by D. Martyn Lloyd-Jones (selected by Frank Cumbers)
The need of Christian discipline
[The Psalmist] is very sorry for himself. There is nothing wrong with his life. He is a very good man. But he is being very hard pressed, he is being dealt with very unfairly, and even God seems to be unfair to him. That is how he thought about himself while he was outside the sanctuary. But inside the sanctuary all this is changed."... So foolish was I, and ignorant: I was as a beast before thee" [Psalm 73:22]. What a transfiguration! What an entirely different view of himself! And it is all the result of his thinking being put right, and made truly spiritual....
This man ... not only reveals his honesty and his sincerity, and the truthfulness that was so essentially a part of his makeup, but als—and this is the thing I want to emphasize—he displays an understanding of the nature of the spiritual life.
In these two verses [21-22] we have this man's account of his repentance.
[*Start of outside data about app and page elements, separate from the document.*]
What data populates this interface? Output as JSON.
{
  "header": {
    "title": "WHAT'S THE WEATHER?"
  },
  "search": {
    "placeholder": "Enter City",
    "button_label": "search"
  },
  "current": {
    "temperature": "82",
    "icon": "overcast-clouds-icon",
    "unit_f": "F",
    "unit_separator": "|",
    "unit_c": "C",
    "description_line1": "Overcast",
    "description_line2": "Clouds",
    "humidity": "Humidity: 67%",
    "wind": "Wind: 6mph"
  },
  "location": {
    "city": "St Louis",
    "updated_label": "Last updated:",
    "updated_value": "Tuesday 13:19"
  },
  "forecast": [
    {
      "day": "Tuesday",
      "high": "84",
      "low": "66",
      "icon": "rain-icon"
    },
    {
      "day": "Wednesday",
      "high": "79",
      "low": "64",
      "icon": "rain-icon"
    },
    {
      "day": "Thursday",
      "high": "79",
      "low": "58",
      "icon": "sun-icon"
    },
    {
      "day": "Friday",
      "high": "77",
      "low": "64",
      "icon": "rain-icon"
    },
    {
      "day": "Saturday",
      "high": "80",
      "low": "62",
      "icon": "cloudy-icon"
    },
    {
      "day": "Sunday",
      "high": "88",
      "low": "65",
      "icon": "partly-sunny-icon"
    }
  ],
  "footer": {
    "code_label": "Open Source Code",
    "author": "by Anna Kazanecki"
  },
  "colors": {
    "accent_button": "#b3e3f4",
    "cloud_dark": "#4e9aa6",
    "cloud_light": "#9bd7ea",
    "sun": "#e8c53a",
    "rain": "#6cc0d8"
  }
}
We learn what he said to himself about himself and, in particular, about his recent conduct. It is, indeed, a classic example of honest self-examination. I invite you to consider it with me because of its important bearing on Christian discipline. This repentance, this state in which a man pauses and looks at himself and talks to himself about himself, is one of the most essential and vital aspects of what is commonly called the discipline of the Christian life. I do not apologize for emphasizing this again, because it is a matter which is being seriously neglected at the present. How often do we hear about the discipline of the Christian life these days? How often do we talk about it? How often is it really to be found at the heart of our evangelical living? There was a time in the Christian Church when this was at the very center, and it is, I profoundly believe, because of our neglect of this discipline that the Church is in her present position. Indeed, I see no hope whatsoever of any true revival and reawakening until we return to it.
Faith on Trial, pp. 65-6
“Text reproduced from ‘A First Book of Daily Readings’ by Martyn Lloyd-Jones, published by Epworth Press 1970 & 1977 © Trustees for Methodist Church Purposes. Used with permission.”
Comments on D. Martyn Lloyd-Jones, A First Book of Daily Readings
"These gems of evangelical truth, biblically based, help the reader to understand this world in the light of the Word." —Church Herald
"Christ-honoring, thought-provoking discussions" —Presbyterian Journal
"Few daily devotional books offer as much substantial insight as this one." —Christian Bookseller
"...will help to either open or close your day." —Evangelize